Case in point: Reed Nathaniel Richards.
The one and only Mr. Fantastic, leader of Marvel’s flagship characters, The Fantastic Four. In some ways, I find I know Reed better than I know my online friends and associates. Reed and I have history. I’ve been interacting with Reed (admittedly, via a one way communications channel) for probably 27 years. I KNOW Reed. Alex Ross chose this man as a model for Reed:
I’ll say it right now. I love Gilligan’s Island! I do… But to MY MIND, Russell Johnson is NOT Reed Richards. So, every single appearance by Reed in Alex’s art, DRAGS me out of the enjoyment of the story, and forces me to be aware of the artist and his self-centered prediliction for stunt casting.
Anthony Stark. Iron Man. Captain of Industry. Two-Fisted Drinker!
A better choice, in my mind… But still, every time I see him, I am reminded of how he played a Nazi collaborator in the Rocketeer… How he’s James Bond… How he’s BLEEDIN’ IRISH!!!
The looser, more iconic form of, say, Jack Kirby’s Reed, or Bob Layton’s Tony, or even a quasi-photo-realistic interpretation like Matt Wagner’s Superman painting Seen Here.) give us a “blank slate” This allows EACH reader to bring a little piece of him or herself into the proceedings, to be an active participant in the book, in the experience of reading, rather than being dragged about, as if in a museum, being shown SOMEBODY ELSE’S idea of art.

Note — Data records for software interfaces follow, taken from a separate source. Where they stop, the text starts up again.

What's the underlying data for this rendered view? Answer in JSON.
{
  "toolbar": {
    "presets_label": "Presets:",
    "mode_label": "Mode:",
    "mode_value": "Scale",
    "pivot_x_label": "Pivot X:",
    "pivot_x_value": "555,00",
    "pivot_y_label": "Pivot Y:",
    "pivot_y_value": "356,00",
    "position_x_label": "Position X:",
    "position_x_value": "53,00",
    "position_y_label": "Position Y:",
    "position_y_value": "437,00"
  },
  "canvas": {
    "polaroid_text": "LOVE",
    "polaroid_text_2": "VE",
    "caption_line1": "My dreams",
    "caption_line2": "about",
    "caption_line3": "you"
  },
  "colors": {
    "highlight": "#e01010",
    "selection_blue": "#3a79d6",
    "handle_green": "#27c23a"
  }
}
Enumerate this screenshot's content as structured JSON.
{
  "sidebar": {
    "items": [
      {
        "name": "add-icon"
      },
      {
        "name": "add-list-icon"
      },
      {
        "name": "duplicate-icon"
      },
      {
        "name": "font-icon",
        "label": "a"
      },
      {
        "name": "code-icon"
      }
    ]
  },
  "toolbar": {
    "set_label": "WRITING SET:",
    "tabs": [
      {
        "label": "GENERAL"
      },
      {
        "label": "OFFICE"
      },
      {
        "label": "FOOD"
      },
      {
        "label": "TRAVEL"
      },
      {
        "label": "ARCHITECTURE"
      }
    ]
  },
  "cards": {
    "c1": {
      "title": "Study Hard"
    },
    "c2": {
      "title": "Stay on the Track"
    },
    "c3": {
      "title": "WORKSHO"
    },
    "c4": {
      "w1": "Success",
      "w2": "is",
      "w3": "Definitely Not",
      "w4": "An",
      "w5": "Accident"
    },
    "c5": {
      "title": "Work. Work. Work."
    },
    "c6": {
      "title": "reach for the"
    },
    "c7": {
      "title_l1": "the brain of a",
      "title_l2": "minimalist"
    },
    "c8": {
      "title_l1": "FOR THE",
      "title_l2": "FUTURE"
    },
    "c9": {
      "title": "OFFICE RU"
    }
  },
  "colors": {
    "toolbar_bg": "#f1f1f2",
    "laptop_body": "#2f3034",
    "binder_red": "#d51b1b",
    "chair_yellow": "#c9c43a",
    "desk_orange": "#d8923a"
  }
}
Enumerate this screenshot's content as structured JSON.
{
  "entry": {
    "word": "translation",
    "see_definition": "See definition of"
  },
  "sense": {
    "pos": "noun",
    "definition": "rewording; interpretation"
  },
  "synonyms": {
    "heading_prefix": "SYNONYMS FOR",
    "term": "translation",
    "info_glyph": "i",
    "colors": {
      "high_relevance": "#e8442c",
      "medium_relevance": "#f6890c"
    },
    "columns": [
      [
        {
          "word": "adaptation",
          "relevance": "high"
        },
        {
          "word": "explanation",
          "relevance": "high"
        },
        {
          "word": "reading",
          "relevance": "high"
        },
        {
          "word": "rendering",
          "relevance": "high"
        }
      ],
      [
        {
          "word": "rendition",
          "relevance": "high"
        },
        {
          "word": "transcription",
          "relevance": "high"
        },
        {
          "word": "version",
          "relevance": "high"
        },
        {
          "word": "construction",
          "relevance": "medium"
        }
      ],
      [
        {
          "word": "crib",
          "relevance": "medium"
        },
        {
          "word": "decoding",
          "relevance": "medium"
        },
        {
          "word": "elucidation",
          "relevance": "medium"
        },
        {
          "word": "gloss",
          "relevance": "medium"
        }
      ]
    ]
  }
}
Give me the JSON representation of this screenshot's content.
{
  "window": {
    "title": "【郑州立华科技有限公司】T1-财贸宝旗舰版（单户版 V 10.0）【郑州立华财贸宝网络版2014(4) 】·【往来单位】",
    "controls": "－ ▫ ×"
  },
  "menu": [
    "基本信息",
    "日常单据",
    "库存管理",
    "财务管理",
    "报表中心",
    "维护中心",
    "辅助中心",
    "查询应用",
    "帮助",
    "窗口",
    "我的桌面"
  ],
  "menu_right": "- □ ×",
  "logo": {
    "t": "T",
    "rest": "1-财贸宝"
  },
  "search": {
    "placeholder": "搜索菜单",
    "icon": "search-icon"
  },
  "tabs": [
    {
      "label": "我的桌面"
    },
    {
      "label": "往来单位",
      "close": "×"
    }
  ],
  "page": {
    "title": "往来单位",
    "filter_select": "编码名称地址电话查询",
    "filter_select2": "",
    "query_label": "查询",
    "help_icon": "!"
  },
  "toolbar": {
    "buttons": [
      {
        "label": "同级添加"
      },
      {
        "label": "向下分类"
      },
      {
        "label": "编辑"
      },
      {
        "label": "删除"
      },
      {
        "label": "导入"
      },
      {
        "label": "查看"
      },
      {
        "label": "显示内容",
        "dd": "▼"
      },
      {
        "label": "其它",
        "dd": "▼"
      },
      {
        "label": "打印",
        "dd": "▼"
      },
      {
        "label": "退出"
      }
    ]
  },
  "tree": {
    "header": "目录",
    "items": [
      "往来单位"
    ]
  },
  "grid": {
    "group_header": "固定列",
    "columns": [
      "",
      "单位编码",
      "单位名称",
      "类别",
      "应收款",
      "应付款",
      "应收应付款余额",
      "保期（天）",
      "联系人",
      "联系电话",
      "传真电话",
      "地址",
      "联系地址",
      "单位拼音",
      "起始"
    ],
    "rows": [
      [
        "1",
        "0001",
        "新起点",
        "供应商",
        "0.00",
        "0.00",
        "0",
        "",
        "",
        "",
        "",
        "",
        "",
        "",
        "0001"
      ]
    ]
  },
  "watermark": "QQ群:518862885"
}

Scott McCloud (him again?) opines that this precise theory is what makes children so receptive to cartoons. The simplicity of the drawing, the need to use YOUR imagination, makes the consumer a PART of the creative process. You fill in the gaps, in a way, BECOMING the character. A photo-realistic Star Spangled Kid makes me nervous, for her safety, for her parents, for my own ability to look at a 17 year old in skin tight costume without going to special counseling.
Simply put: When you look at a photo of a face, says McCloud, you see the face of another. When you look at an iconic/stylized/cartoonish face, you fill in the blanks, designing, participating; in essence, BECOMING the character.
Alex Ross’s artistic choices force the reader to draw himself or herself out of the story, to give up a bit of enjoyment by making them AWARE of their suspension of disbelief. Mr. Ross can be, in my opinion, a selfish creator, FORCING the consumer to accept HIS vision, rather than allowing his fanbase to participate and interpret the work through their own ends. Photo-realism, in this case, undermines part of the joy of comics, the vicarious thrill. A stylized, more abstracted work, like the Lee Superman above, doesn’t force a perspective on the reader, instead, it allows the reader to draw out of the story what he/she wants, and heightens the enjoyment of the overall process.